Here’s a familiar scenario: you’ve spent hours working on your business plan. It’s a piece of art. You take it to your local banker thinking that securing the $25K loan you need for your start-up is a slam dunk…
…And you end walking away 20 minutes later with nothing. What went wrong?
There are a few universal truths about bankers that every entrepreneur should know if they’re going to seek a loan for their start-up. The most important rule is that bankers are risk averse. It may sound like common sense, but given the current state of the economy and the credit crunch (which bankers are partially responsible for), bankers are less likely than ever to fund something they perceive is risky. Planning on opening up a burger joint next to a McDonald’s? A banker doesn’t want to fund that. No matter how sweet your triple Kahuna burger is, the chances are too high that you’ll go out of business and default on your loan. That thought alone is enough to give most bankers the hives. They’re looking for solid business with great cash flow and good contracts.

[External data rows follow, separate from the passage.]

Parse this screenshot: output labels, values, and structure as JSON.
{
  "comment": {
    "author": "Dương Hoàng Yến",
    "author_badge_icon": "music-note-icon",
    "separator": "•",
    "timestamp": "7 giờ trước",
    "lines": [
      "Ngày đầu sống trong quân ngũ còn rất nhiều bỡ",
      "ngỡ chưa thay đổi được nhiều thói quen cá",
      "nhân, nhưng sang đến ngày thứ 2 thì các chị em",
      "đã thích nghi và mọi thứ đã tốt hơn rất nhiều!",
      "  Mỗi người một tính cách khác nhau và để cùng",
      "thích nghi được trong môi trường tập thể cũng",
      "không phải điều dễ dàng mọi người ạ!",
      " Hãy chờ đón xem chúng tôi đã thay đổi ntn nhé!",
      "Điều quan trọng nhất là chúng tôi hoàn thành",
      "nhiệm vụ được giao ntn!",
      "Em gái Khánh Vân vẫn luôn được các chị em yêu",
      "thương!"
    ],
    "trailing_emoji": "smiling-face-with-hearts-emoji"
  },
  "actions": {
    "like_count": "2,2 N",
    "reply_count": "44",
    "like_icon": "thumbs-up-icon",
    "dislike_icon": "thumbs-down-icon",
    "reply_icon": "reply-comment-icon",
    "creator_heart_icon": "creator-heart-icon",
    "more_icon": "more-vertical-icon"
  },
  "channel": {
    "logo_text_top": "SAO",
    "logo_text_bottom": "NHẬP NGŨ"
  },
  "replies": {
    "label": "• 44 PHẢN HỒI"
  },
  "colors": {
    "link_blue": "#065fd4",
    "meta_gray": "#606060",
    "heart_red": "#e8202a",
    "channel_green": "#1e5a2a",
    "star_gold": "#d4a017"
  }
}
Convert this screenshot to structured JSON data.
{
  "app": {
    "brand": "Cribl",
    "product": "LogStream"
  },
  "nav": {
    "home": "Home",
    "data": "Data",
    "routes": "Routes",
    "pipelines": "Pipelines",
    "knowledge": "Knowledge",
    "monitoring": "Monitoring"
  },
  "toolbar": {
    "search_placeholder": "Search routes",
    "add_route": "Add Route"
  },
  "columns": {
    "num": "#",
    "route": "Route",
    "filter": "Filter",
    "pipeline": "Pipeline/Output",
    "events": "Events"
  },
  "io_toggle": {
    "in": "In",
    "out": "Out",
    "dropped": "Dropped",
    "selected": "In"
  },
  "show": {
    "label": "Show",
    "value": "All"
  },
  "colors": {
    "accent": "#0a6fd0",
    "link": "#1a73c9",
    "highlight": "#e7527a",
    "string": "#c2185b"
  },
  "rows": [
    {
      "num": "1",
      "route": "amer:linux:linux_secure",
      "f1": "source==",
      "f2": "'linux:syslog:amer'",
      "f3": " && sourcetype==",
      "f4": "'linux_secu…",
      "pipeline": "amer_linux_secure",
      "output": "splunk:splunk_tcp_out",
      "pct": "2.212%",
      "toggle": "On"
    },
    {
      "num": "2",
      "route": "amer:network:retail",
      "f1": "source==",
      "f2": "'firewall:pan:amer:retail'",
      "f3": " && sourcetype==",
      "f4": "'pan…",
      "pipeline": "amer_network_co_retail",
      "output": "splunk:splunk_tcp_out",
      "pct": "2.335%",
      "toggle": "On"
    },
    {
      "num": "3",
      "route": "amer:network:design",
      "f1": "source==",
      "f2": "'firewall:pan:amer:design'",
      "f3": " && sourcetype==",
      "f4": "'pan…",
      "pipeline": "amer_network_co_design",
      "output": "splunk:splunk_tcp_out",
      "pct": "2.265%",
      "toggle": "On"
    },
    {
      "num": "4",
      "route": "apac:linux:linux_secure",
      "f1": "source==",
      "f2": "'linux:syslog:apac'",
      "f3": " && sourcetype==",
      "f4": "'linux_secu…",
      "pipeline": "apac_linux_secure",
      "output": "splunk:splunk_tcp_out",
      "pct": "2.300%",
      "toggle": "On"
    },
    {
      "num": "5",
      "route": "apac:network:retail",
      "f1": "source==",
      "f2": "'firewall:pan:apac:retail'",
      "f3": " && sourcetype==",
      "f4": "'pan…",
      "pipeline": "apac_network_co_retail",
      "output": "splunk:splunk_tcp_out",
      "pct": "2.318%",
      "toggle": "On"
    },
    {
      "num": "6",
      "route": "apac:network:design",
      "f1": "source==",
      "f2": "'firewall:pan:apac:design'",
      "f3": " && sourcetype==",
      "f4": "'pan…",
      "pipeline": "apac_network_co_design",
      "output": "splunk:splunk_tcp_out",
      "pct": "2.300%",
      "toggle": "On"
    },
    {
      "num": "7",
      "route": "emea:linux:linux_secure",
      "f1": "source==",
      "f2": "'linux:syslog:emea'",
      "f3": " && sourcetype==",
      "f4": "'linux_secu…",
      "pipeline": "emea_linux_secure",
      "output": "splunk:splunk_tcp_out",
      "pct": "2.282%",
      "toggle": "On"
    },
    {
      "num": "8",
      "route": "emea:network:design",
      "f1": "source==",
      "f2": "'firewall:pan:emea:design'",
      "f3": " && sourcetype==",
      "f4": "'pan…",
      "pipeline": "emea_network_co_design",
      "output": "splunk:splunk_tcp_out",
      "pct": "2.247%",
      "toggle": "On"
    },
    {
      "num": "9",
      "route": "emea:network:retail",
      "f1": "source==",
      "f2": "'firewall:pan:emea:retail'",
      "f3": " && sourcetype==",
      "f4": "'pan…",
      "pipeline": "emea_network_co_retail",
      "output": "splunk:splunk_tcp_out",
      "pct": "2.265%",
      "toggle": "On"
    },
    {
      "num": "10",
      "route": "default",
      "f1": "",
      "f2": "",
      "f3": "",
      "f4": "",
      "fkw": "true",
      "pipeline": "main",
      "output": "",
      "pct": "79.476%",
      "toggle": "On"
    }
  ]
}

But what if your business doesn’t fit the bill? What if you are the guy opening up a burger shack next to McDonald’s? What then?
Pique a banker’s interest in your business by finding ways to reduce the risk of a loan. One way to do this is to note that you’ve got some percentage of the start-up capital you need in equity. Also mention that you’re interested in a loan through the Small Business Administration.
This hits the sweet spot for a risk averse banker in two ways. You brought up equity—and banks like equity. In fact, most require it. And two, you mentioned the Small Business Administration (SBA). Now, while most banks don’t particularly like handing out SBA loans because it means dealing with cash-strapped entrepreneurs and non-collateralized risk, they do it as a nod to the idea that small business is good for the economy. And most banks have a SBA department that can help secure government underwriting to back loans made to riskier applicants. Mentioning that you have equity and that you’re interested in a SBA loan also shows your banker that you get it—something that’s critical to them. If you’ve accomplished that, you have a far better shot at getting the loan you need.